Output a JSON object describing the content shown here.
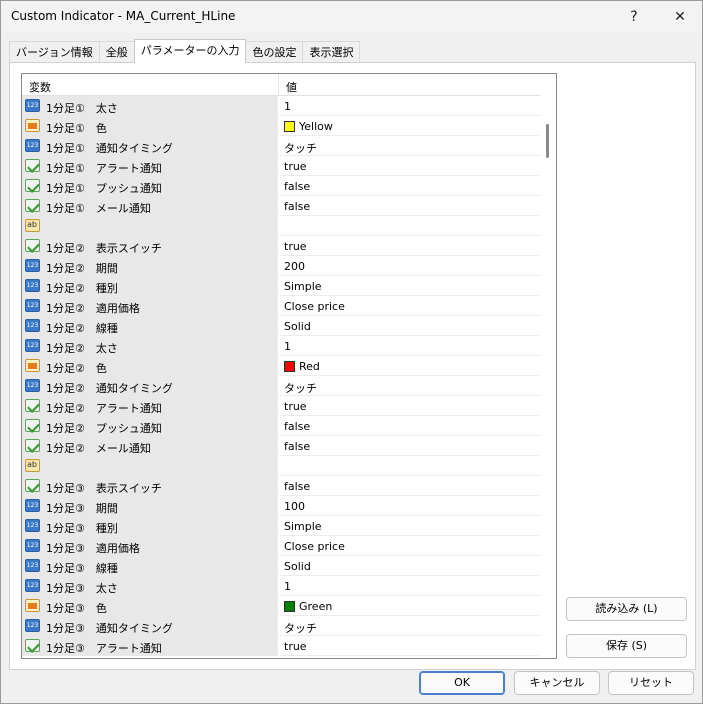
{
  "window": {
    "title": "Custom Indicator - MA_Current_HLine",
    "help_label": "?",
    "close_label": "✕"
  },
  "tabs": [
    {
      "label": "バージョン情報"
    },
    {
      "label": "全般"
    },
    {
      "label": "パラメーターの入力"
    },
    {
      "label": "色の設定"
    },
    {
      "label": "表示選択"
    }
  ],
  "grid": {
    "col_variable": "変数",
    "col_value": "値",
    "rows": [
      {
        "icon": "num",
        "name": "1分足①　太さ",
        "value": "1"
      },
      {
        "icon": "color",
        "name": "1分足①　色",
        "value": "Yellow",
        "swatch": "#ffff00"
      },
      {
        "icon": "num",
        "name": "1分足①　通知タイミング",
        "value": "タッチ"
      },
      {
        "icon": "bool",
        "name": "1分足①　アラート通知",
        "value": "true"
      },
      {
        "icon": "bool",
        "name": "1分足①　プッシュ通知",
        "value": "false"
      },
      {
        "icon": "bool",
        "name": "1分足①　メール通知",
        "value": "false"
      },
      {
        "icon": "str",
        "name": "",
        "value": ""
      },
      {
        "icon": "bool",
        "name": "1分足②　表示スイッチ",
        "value": "true"
      },
      {
        "icon": "num",
        "name": "1分足②　期間",
        "value": "200"
      },
      {
        "icon": "num",
        "name": "1分足②　種別",
        "value": "Simple"
      },
      {
        "icon": "num",
        "name": "1分足②　適用価格",
        "value": "Close price"
      },
      {
        "icon": "num",
        "name": "1分足②　線種",
        "value": "Solid"
      },
      {
        "icon": "num",
        "name": "1分足②　太さ",
        "value": "1"
      },
      {
        "icon": "color",
        "name": "1分足②　色",
        "value": "Red",
        "swatch": "#ff0000"
      },
      {
        "icon": "num",
        "name": "1分足②　通知タイミング",
        "value": "タッチ"
      },
      {
        "icon": "bool",
        "name": "1分足②　アラート通知",
        "value": "true"
      },
      {
        "icon": "bool",
        "name": "1分足②　プッシュ通知",
        "value": "false"
      },
      {
        "icon": "bool",
        "name": "1分足②　メール通知",
        "value": "false"
      },
      {
        "icon": "str",
        "name": "",
        "value": ""
      },
      {
        "icon": "bool",
        "name": "1分足③　表示スイッチ",
        "value": "false"
      },
      {
        "icon": "num",
        "name": "1分足③　期間",
        "value": "100"
      },
      {
        "icon": "num",
        "name": "1分足③　種別",
        "value": "Simple"
      },
      {
        "icon": "num",
        "name": "1分足③　適用価格",
        "value": "Close price"
      },
      {
        "icon": "num",
        "name": "1分足③　線種",
        "value": "Solid"
      },
      {
        "icon": "num",
        "name": "1分足③　太さ",
        "value": "1"
      },
      {
        "icon": "color",
        "name": "1分足③　色",
        "value": "Green",
        "swatch": "#008000"
      },
      {
        "icon": "num",
        "name": "1分足③　通知タイミング",
        "value": "タッチ"
      },
      {
        "icon": "bool",
        "name": "1分足③　アラート通知",
        "value": "true"
      }
    ]
  },
  "buttons": {
    "load": "読み込み (L)",
    "save": "保存 (S)",
    "ok": "OK",
    "cancel": "キャンセル",
    "reset": "リセット"
  }
}
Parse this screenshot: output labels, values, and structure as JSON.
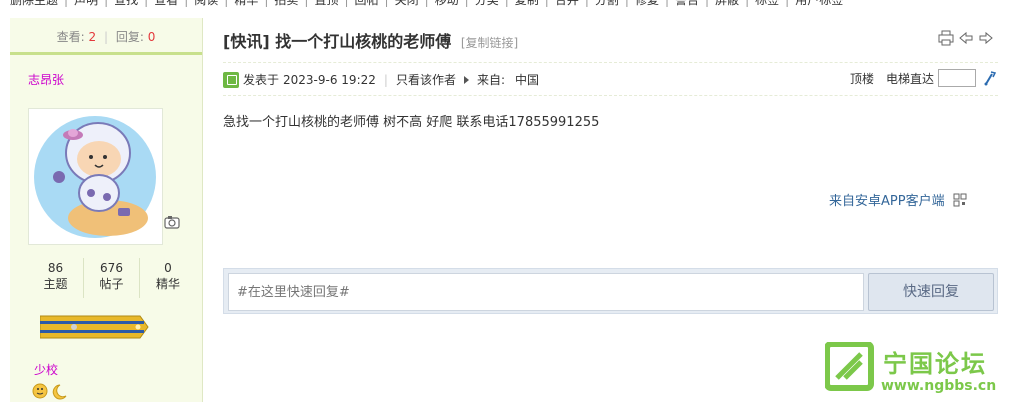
{
  "topnav": {
    "items": [
      "删除主题",
      "声明",
      "查找",
      "查看",
      "阅读",
      "精华",
      "拍卖",
      "置顶",
      "回帖",
      "关闭",
      "移动",
      "分类",
      "复制",
      "合并",
      "分割",
      "修复",
      "警告",
      "屏蔽",
      "标签",
      "用户标签"
    ]
  },
  "profile": {
    "views_label": "查看:",
    "views_value": "2",
    "replies_label": "回复:",
    "replies_value": "0",
    "username": "志昂张",
    "stats": [
      {
        "value": "86",
        "label": "主题"
      },
      {
        "value": "676",
        "label": "帖子"
      },
      {
        "value": "0",
        "label": "精华"
      }
    ],
    "rank": "少校"
  },
  "post": {
    "tag": "[快讯]",
    "title": "找一个打山核桃的老师傅",
    "copy_link": "[复制链接]",
    "posted_prefix": "发表于",
    "posted_time": "2023-9-6 19:22",
    "only_author": "只看该作者",
    "from_label": "来自:",
    "from_value": "中国",
    "floor_label": "顶楼",
    "jump_label": "电梯直达",
    "body": "急找一个打山核桃的老师傅  树不高 好爬  联系电话17855991255",
    "client": "来自安卓APP客户端"
  },
  "quick_reply": {
    "placeholder": "#在这里快速回复#",
    "button": "快速回复"
  },
  "watermark": {
    "name": "宁国论坛",
    "url": "www.ngbbs.cn"
  },
  "colors": {
    "accent_green": "#7cc84a",
    "username": "#cc00cc",
    "link_blue": "#336699",
    "count_red": "#e4393c"
  }
}
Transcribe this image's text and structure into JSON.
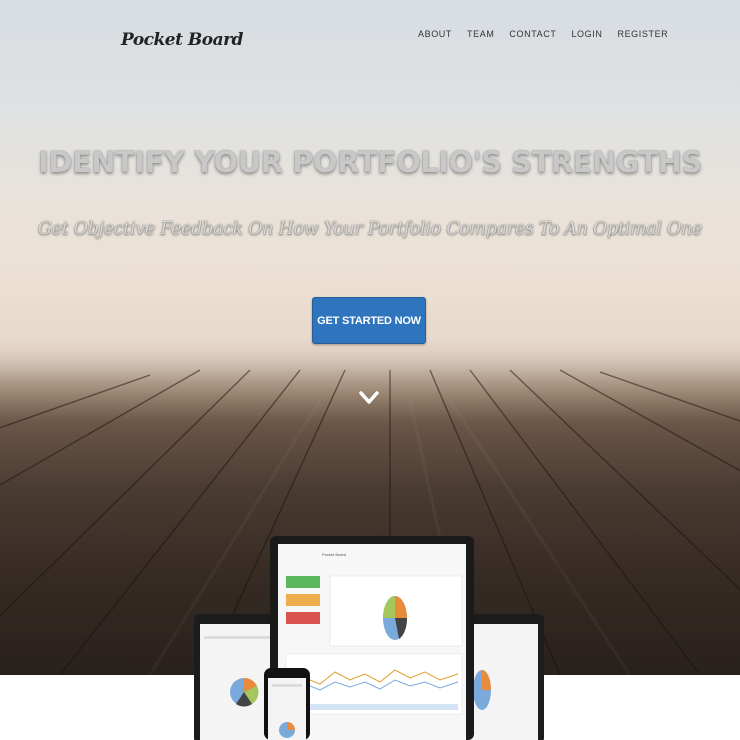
{
  "brand": {
    "logo_text": "Pocket Board"
  },
  "nav": {
    "items": [
      "ABOUT",
      "TEAM",
      "CONTACT",
      "LOGIN",
      "REGISTER"
    ]
  },
  "hero": {
    "headline": "IDENTIFY YOUR PORTFOLIO'S STRENGTHS",
    "subheadline": "Get Objective Feedback On How Your Portfolio Compares To An Optimal One",
    "cta_label": "GET STARTED NOW",
    "scroll_icon": "chevron-down-icon"
  },
  "device_mockup": {
    "laptop_title": "Pocket Board"
  },
  "colors": {
    "cta": "#2f75bd",
    "hero_text": "#c8c8c8",
    "nav_text": "#333333"
  }
}
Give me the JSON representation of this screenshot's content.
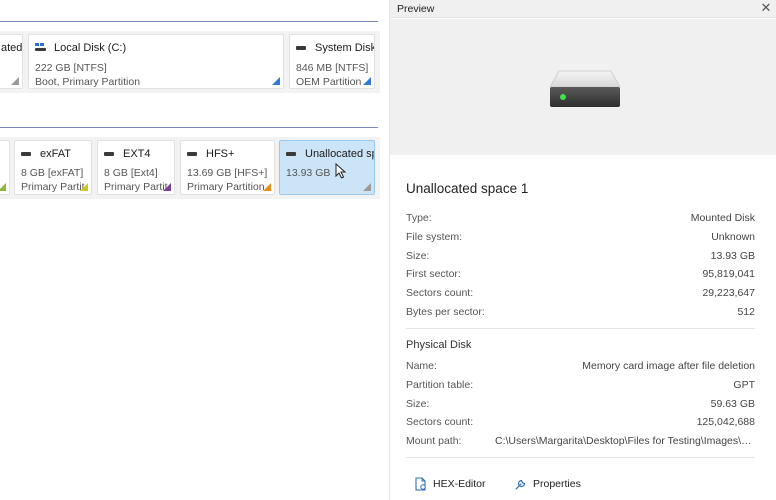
{
  "disk_map": {
    "disk1_partitions": [
      {
        "name": "",
        "line1": "ated",
        "line2": "",
        "icon": "drive-icon"
      },
      {
        "name": "Local Disk (C:)",
        "line1": "222 GB [NTFS]",
        "line2": "Boot, Primary Partition",
        "icon": "windows-drive-icon",
        "accent": "#2f7bd8"
      },
      {
        "name": "System Disk",
        "line1": "846 MB [NTFS]",
        "line2": "OEM Partition",
        "icon": "drive-icon",
        "accent": "#2f7bd8"
      }
    ],
    "disk2_partitions": [
      {
        "name": "",
        "line1": "",
        "line2": "",
        "accent": "#8ab83a"
      },
      {
        "name": "exFAT",
        "line1": "8 GB [exFAT]",
        "line2": "Primary Partit",
        "accent": "#c8c820"
      },
      {
        "name": "EXT4",
        "line1": "8 GB [Ext4]",
        "line2": "Primary Partit",
        "accent": "#7a3fa0"
      },
      {
        "name": "HFS+",
        "line1": "13.69 GB [HFS+]",
        "line2": "Primary Partition",
        "accent": "#e8901c"
      },
      {
        "name": "Unallocated sp",
        "line1": "13.93 GB",
        "line2": "",
        "accent": "#9a9a9a",
        "selected": true
      }
    ]
  },
  "preview": {
    "title": "Preview",
    "volume_name": "Unallocated space 1",
    "properties": [
      {
        "key": "Type:",
        "value": "Mounted Disk"
      },
      {
        "key": "File system:",
        "value": "Unknown"
      },
      {
        "key": "Size:",
        "value": "13.93 GB"
      },
      {
        "key": "First sector:",
        "value": "95,819,041"
      },
      {
        "key": "Sectors count:",
        "value": "29,223,647"
      },
      {
        "key": "Bytes per sector:",
        "value": "512"
      }
    ],
    "physical_disk_title": "Physical Disk",
    "physical_disk": [
      {
        "key": "Name:",
        "value": "Memory card image after file deletion"
      },
      {
        "key": "Partition table:",
        "value": "GPT"
      },
      {
        "key": "Size:",
        "value": "59.63 GB"
      },
      {
        "key": "Sectors count:",
        "value": "125,042,688"
      },
      {
        "key": "Mount path:",
        "value": "C:\\Users\\Margarita\\Desktop\\Files for Testing\\Images\\M..."
      }
    ],
    "actions": {
      "hex_editor": "HEX-Editor",
      "properties": "Properties"
    },
    "icons": {
      "close": "close-icon",
      "drive": "drive-icon",
      "hex": "hex-editor-icon",
      "wrench": "wrench-icon"
    }
  }
}
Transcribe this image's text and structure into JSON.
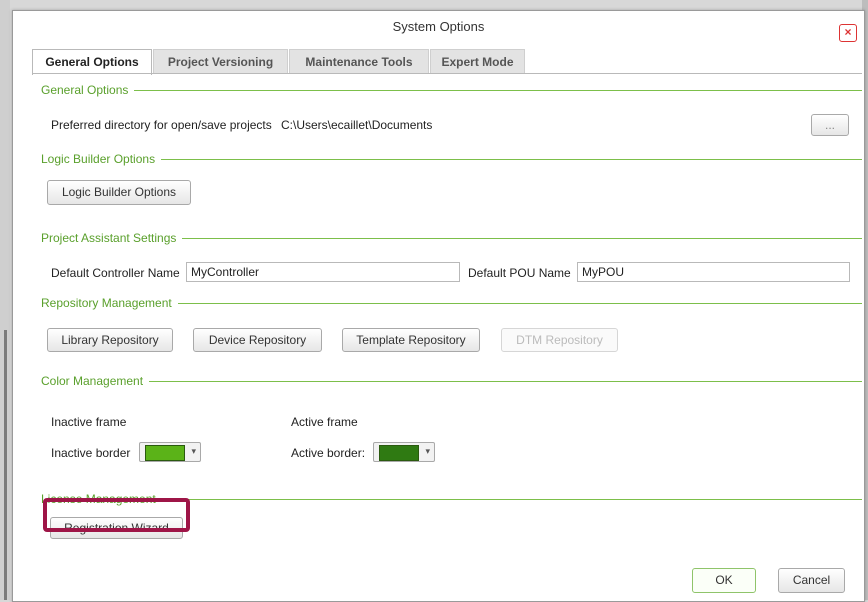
{
  "window": {
    "title": "System Options"
  },
  "tabs": [
    {
      "label": "General Options",
      "active": true
    },
    {
      "label": "Project Versioning"
    },
    {
      "label": "Maintenance Tools"
    },
    {
      "label": "Expert Mode"
    }
  ],
  "sections": {
    "general": {
      "title": "General Options",
      "dir_label": "Preferred directory for open/save projects",
      "dir_value": "C:\\Users\\ecaillet\\Documents",
      "browse_label": "..."
    },
    "logic": {
      "title": "Logic Builder Options",
      "button": "Logic Builder Options"
    },
    "assistant": {
      "title": "Project Assistant Settings",
      "controller_label": "Default Controller Name",
      "controller_value": "MyController",
      "pou_label": "Default POU Name",
      "pou_value": "MyPOU"
    },
    "repository": {
      "title": "Repository Management",
      "buttons": [
        "Library Repository",
        "Device Repository",
        "Template Repository",
        "DTM Repository"
      ]
    },
    "color": {
      "title": "Color Management",
      "inactive_frame": "Inactive frame",
      "active_frame": "Active frame",
      "inactive_border": "Inactive border",
      "active_border": "Active border:",
      "inactive_color": "#5bb318",
      "active_color": "#2f7a12"
    },
    "license": {
      "title": "License Management",
      "button": "Registration Wizard"
    }
  },
  "footer": {
    "ok": "OK",
    "cancel": "Cancel"
  },
  "colors": {
    "accent_green": "#5aa02c",
    "highlight": "#9e1547"
  }
}
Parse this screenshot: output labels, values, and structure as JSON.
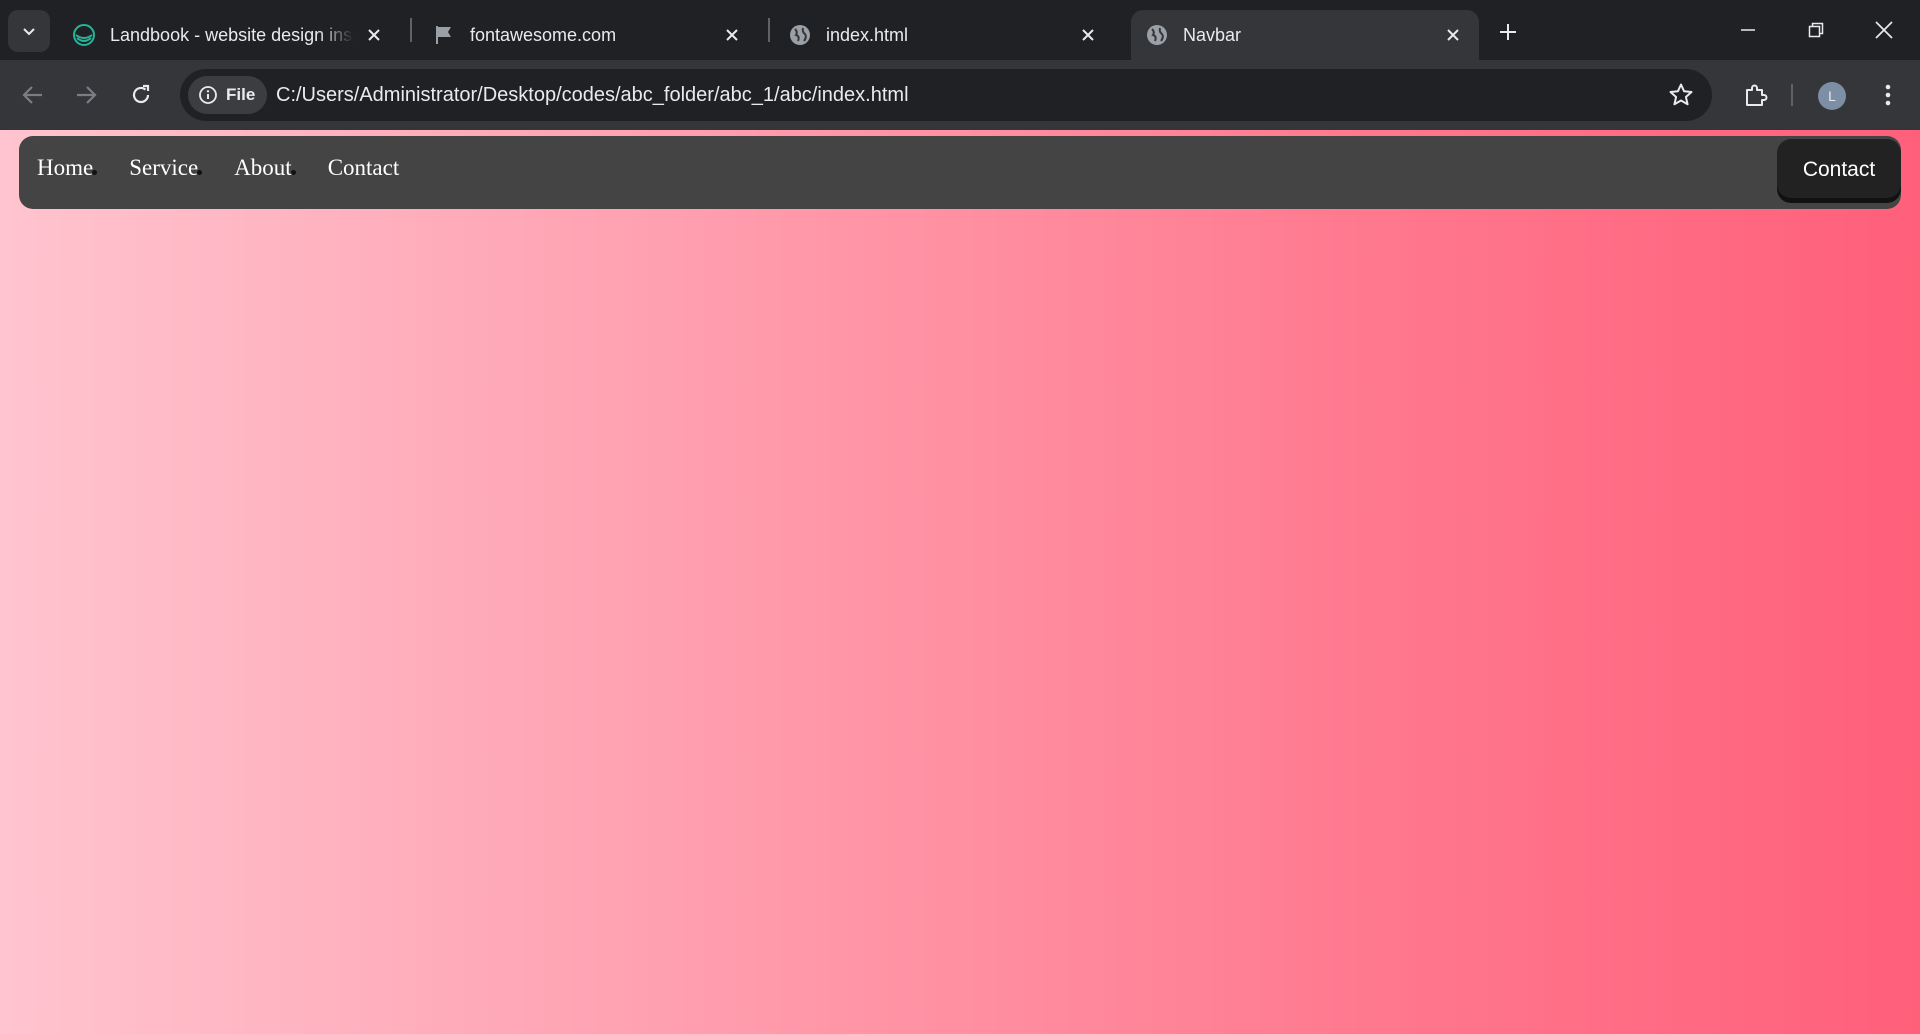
{
  "browser": {
    "tabs": [
      {
        "title": "Landbook - website design insp",
        "favicon": "landbook-icon"
      },
      {
        "title": "fontawesome.com",
        "favicon": "flag-icon"
      },
      {
        "title": "index.html",
        "favicon": "globe-icon"
      },
      {
        "title": "Navbar",
        "favicon": "globe-icon",
        "active": true
      }
    ],
    "address_bar": {
      "chip_label": "File",
      "url": "C:/Users/Administrator/Desktop/codes/abc_folder/abc_1/abc/index.html"
    },
    "profile_initial": "L"
  },
  "page": {
    "nav_links": [
      "Home",
      "Service",
      "About",
      "Contact"
    ],
    "cta_label": "Contact",
    "colors": {
      "navbar": "#444444",
      "cta": "#222222",
      "gradient_start": "#ffc4cf",
      "gradient_end": "#ff5f7a"
    }
  }
}
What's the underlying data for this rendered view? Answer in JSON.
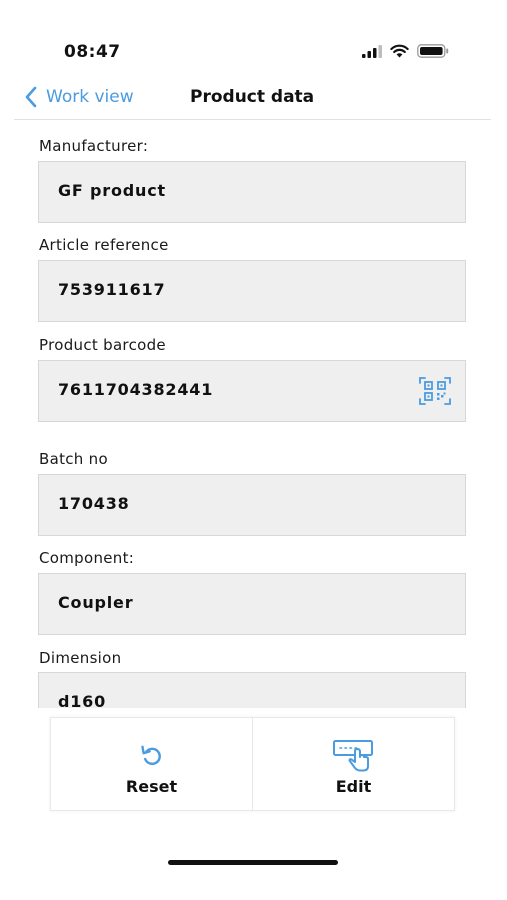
{
  "status_bar": {
    "time": "08:47",
    "icons": [
      "cellular-signal-icon",
      "wifi-icon",
      "battery-icon"
    ]
  },
  "nav": {
    "back_label": "Work view",
    "title": "Product data",
    "accent_color": "#4a9be0"
  },
  "fields": {
    "manufacturer": {
      "label": "Manufacturer:",
      "value": "GF product"
    },
    "article_reference": {
      "label": "Article reference",
      "value": "753911617"
    },
    "product_barcode": {
      "label": "Product barcode",
      "value": "7611704382441",
      "action_icon": "qr-scan-icon"
    },
    "batch_no": {
      "label": "Batch no",
      "value": "170438"
    },
    "component": {
      "label": "Component:",
      "value": "Coupler"
    },
    "dimension": {
      "label": "Dimension",
      "value": "d160"
    }
  },
  "actions": {
    "reset_label": "Reset",
    "reset_icon": "reset-icon",
    "edit_label": "Edit",
    "edit_icon": "edit-touch-icon"
  }
}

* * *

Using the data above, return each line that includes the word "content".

Output a JSON object describing the content shown here.
Give me the JSON representation of this screenshot's content.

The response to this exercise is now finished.